The secret shame of my obsession with decluttering

If you’re currently drowning in clutter at home, you’re not alone. A recent UCLA study showed it’s a huge problem for middle-class families.

“Managing the sheer volume of possessions – including clothing –  proved to be a crushing problem for the families … Mothers who lamented messy rooms or unfinished projects when describing their homes were more likely to have elevated levels of stress hormones.”


“The garage is the new ‘junk drawer’. Only 25 percent of garages could be used to store cars because they were so packed with household overflow.”

But what if you’re at the other end of the spectrum? What if you’re someone like me who declutters on a weekly basis? Is that a virtuous place to be?


While I send a lot of stuff to Vinnies and Good Sammy’s (thus making my clutter their problem), and while I use this service to deal with larger items in an environmentally responsible way, the secret shame of my constant decluttering is this:

A lot of the stuff I get rid of cannot be recycled, upcycled or go to a new/better home. A lot of it ends up in landfill.

So, hanging on to all of this stuff is not good for us.

But, constantly throwing away stuff isn’t good either.

What’s the solution?

We need to slow the rate at which we accumulate stuff in the first place. Here are eight suggestions for reducing stuff in your home:

1. Adults need to stop buying each other presents

Birthday gifts, thank you gifts, ‘thinking about you’ gifts – I understand the need to show someone you appreciate them, but all this appreciating is creating a great deal of junk and clutter. So: give vouchers, take them out for dinner, buy them a plant or make a donation in their name. There are lots of ways to show people love that don’t involve buying them something they don’t need.

2. Don’t accept free stuff

Unless it’s stuff you’ll actually use. Say no to the caps being handed out at the football clinic, free samples from the cosmetics counter, and ‘novelty’ anything. This is SO difficult when you have kids. But it’s also an opportunity to start a conversation with your kids about where these things end up once they’ve finished playing with them after 20 minutes.
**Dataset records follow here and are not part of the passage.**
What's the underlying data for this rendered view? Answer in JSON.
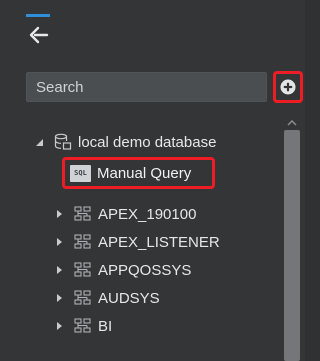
{
  "search": {
    "placeholder": "Search"
  },
  "tree": {
    "root": {
      "label": "local demo database",
      "icon": "database-icon"
    },
    "manual_query": {
      "label": "Manual Query",
      "badge": "SQL"
    },
    "schemas": [
      {
        "label": "APEX_190100"
      },
      {
        "label": "APEX_LISTENER"
      },
      {
        "label": "APPQOSSYS"
      },
      {
        "label": "AUDSYS"
      },
      {
        "label": "BI"
      }
    ]
  },
  "colors": {
    "accent": "#2f8fdd",
    "highlight": "#ee1c25",
    "background": "#333537"
  }
}
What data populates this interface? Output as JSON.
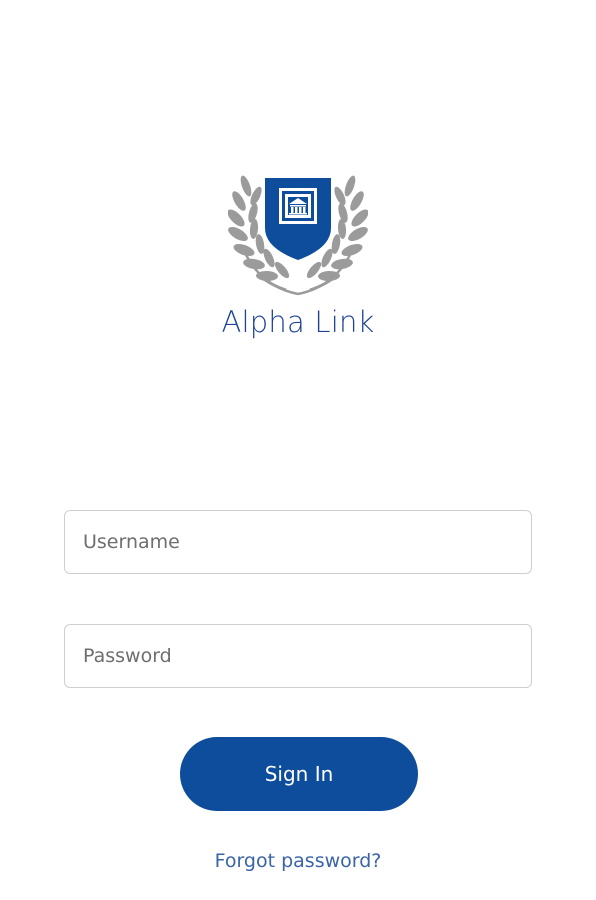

3. Avoid fast/cheap fashion where possible

It’s very easy to buy a t-shirt for $15 and think ‘It doesn’t matter if I only get one summer out of it because it was so cheap.’ I know this because I’ve done it more times than I care to admit. It does matter, however. If you can’t wear that t-shirt anymore because it’s falling to bits, no one can wear that t-shirt and it goes straight to landfill.

4. Don’t do things that involve people buying crappy things for each other

Like Secret Santa. Yes, it’s hilarious to watch your boss open the doodle shaped cup that will deliberately spill their drink all over them. But that plastic piece of hilarity is going straight to their cupboard when they get home. And will find its way to landfill when next they move house.

5. Resist the urge to buy novelty souvenirs when on holiday

If you want a lovely reminder of your holiday, take lots and lots of photos. This will also help you avoid overweight luggage on your way home 🙂

6. Buying toys for other people’s kids

Before you do this, check with their parents. Do they even play with toys? Many kids don’t (my kids don’t really and it’s taken about three years to get my family to understand this!). If you’re desperate to be the hip auntie or uncle who buys cool gifts, buy things that build on each other, like Lego or train tracks. When your friend has a new baby, rather than getting them that beautiful baby book they’ll never fill in, get them a meal service or a cleaner for a day.

7. Don’t buy things that are for one-time use

See if you can borrow them from a friend or neighbour instead.

8. Choose to fix/clean things rather than buy new ones

I have two rugs at home. They were pretty cheap, less than $200 each. Both rugs are filthy and it will cost more to have them cleaned than simply buy new ones. We also have a couch that will be cheaper to replace than recover. It costs as much to re-sole a pair of boots or get a dress made one size smaller as it does to get new ones of those things. It’s not always in our means to repair things rather than getting new ones … but if it is, it’s an option we should consider.

An important end note

Understand that, no matter how vigilant and mindful you are, stuff will still find its way into your house. Especially if you have kids. So, you (and I!) can’t be all or nothing with this one. We can only do our best.

At the same time, it’s important to remember there is no magical place called ‘away’ (as my friend Alexx likes to say). If something’s being thrown ‘away’, it’s going to landfill.

If each of us takes small steps towards reducing what we send out to landfill on a daily basis, however, while also taking small steps towards being mindful about we let into our houses … we can remove the mental shackles of all that clutter whole doing a tiny bit for the planet too.

And, if you’ve been reading this blog for any length of time, you’ll know how avidly I believe in the power of many tiny changes adding up to something really worthwhile over time.